Blood on Board
After months of preparation and training, the Lincs & Notts Air Ambulance is now carrying blood on board the Ambucopter, enabling it's crew to undertake on-site blood transfusions for the very first time. This will significantly enhance the pre-hospital critical care offered at the scene of incidents or accidents, giving patients a better chance of recovery from some of the most devastating injuries. LNAA are one of only six UK air ambulance charities to be able to offer on-site blood transfusions.
Dr David Cookson, the lead doctor overseeing the implementation of the blood on board project, explained: “Recent advances in availability and affordability of devices to keep and administer blood mean that it is now possible for blood transfers to take place outside of a hospital environment, administered by the Lincs & Notts Air Ambulance crew.“Patients who are bleeding heavily and who have very low blood pressure are often not able to get sufficient oxygen to their vital organs. In these instances, giving the patient blood, as well as other treatments, can help the patient to continue to deliver oxygen around their body which buys them more time before they get to a hospital.”
Two units of 'O Negative' blood will be carried by the Ambucopter in a specially designed thermostatically controlled box, together with a machine to warm it to the correct temperature to administer to patients suffering from dangerously low blood pressure and who have or are suspected to have significant bleeding, vastly increasing their chances of survival. In most cases 'O Negative' can safely be given to anyone and is often used in medical emergencies when the blood type isn't immediately known.
Paul Bagwell, Chairman of Lincolnshire Emergency Blood Bikes Service, said: “To be able to include the Lincs and Notts Air Ambulance in our service is an honour, providing daily transport will enable blood to be delivered to those that need it and potentially could be the difference between life and death. By returning any unused blood back to Lincoln County Hospital we ensure that it remains in perfect condition and prevents any wastage of this essential resource.”
United Lincolnshire Hospitals NHS Trust Transfusion Practitioner Carol Richardson added: “Providing ‘emergency’ blood to the Ambucopter is a privilege and will undoubtedly save lives. We are so proud to be part of this exciting new venture with the Lincs & Notts Air Ambulance.”
The move was made possible thanks to a donation from the Henry Surtees Foundation which has paid for the extensive training and kit required for the crew to undertake the complex procedure which until recently predominantly took place in hospitals.

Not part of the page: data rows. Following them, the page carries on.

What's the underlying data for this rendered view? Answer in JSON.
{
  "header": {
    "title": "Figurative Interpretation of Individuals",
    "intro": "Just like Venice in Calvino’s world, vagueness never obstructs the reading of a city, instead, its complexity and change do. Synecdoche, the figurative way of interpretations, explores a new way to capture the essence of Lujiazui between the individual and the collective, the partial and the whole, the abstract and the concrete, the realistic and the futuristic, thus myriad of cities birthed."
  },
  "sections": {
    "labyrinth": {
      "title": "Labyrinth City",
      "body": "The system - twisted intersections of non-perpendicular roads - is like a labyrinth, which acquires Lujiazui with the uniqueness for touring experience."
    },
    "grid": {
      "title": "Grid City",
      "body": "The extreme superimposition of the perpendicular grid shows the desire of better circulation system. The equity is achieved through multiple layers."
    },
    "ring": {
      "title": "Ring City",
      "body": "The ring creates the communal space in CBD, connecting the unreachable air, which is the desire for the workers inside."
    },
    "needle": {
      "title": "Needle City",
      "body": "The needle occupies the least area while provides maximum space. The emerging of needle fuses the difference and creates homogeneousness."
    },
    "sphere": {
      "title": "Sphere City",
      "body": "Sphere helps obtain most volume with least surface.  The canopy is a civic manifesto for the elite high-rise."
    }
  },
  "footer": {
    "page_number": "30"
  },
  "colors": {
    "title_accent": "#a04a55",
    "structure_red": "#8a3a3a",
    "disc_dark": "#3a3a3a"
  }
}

Leonora Surtees-Martell, daughter of the late John Surtees CBE said: “Thanks to the magnificent fundraising efforts of the Henry Surtees Foundation and its supporters, the Charity have been able to provide £16,394.40 for Lincs & Notts Air Ambulance enabling them carry out roadside blood transfusions. My father spent most of his life chasing time round the race tracks of the world. He knew that every second counted and none more so than for the Air Ambulance when accidents or illnesses occur. The service that they provide is vital.”
Images courtesy of and johnperringphotography.co.uk